## Monday, February 07, 2011

### Eleven Plus Papers

A group of mothers from one class at school were discussing the eleven plus. Some maintained that one type of paper was more valuable for eleven plus preparation than others. The mothers decided to go out for dinner and settle the discussion through good food, superb wine and animated chat. The hot topic of the eleven plus remained the glue that held the evening together.

One of the mothers was a born organiser. She pulled out her ipad and asked the mothers for eleven plus scores on two different but popular papers. Each mother was able to respond immediately – after all eleven plus scores are imbedded into every waking thought – transcending even the need to provide the next meal on the table.

Score A 43 59 76 28 53 55 81 49 38 47
Score B 67 82 75 48 91 63 67 51 44 54

The mothers discussed the scores and tried to draw conclusions. Just as it all became a little heated the daughter of one of the mothers arrived to take her mum home. She listened for a moment and then remarked quietly. “We can sort this out statistically.”

(One proud mum nearly turned a somersault.)

The girl suggested:

Draw a scatter graph to illustrate the data. Wine was forgotten for a moment as all the heads came together.

Calculate the value of the product moment correlation between Scores A and Scores B.

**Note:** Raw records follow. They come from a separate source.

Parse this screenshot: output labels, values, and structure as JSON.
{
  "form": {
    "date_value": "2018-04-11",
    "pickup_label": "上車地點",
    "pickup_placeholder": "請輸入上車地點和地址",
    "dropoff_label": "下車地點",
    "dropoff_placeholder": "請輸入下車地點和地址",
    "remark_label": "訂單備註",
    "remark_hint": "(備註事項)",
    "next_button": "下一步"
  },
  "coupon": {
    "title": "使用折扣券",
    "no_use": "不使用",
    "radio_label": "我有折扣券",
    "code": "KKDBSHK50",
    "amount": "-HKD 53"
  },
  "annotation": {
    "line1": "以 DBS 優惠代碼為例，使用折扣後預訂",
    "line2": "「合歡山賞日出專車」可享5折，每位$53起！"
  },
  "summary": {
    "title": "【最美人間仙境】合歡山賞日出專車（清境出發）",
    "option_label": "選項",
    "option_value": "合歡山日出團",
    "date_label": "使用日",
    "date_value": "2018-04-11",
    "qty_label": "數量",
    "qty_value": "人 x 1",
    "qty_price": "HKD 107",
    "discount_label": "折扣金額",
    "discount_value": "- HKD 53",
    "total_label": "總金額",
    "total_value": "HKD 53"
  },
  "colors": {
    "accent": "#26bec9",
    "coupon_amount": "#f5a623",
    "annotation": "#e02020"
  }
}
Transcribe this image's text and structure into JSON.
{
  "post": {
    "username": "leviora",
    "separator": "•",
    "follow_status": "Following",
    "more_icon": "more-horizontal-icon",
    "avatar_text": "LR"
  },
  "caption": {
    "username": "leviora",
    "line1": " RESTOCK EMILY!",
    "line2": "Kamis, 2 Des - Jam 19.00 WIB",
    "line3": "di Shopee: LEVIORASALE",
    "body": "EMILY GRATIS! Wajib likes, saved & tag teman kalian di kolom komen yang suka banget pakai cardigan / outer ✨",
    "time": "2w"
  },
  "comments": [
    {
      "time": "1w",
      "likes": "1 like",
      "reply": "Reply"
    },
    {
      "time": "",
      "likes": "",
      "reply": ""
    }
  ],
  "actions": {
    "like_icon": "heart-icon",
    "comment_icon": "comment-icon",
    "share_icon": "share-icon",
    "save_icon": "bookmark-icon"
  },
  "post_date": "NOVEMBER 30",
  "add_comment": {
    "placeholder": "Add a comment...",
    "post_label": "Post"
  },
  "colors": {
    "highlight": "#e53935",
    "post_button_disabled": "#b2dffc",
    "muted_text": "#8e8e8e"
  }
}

The girl, by now in her stride, asked the assembled mothers if they would be kind enough to comment on how they would expect the scatter diagram to change if all the children were given the same help and assistance.

The mothers all agreed that there was a positive correlation between the scores. They felt too that the evening had been a success and they wanted to repeat it next month. Two mothers promised to look out their A Level Statistics notes from years ago – and come armed to the next meeting.

The mother of the girl was so proud of her daughter that she had to be helped down the stairs. (Was this aided by the amount of the wine and her deep satisfaction with her daughter?)

The wine waiter, who was a mathematics graduate from Cambridge, asked the girl out for a date. (Only to discuss ` product moment correlation’ – not for any other ulterior motives.)

The sanctity of the eleven plus was preserved for another week.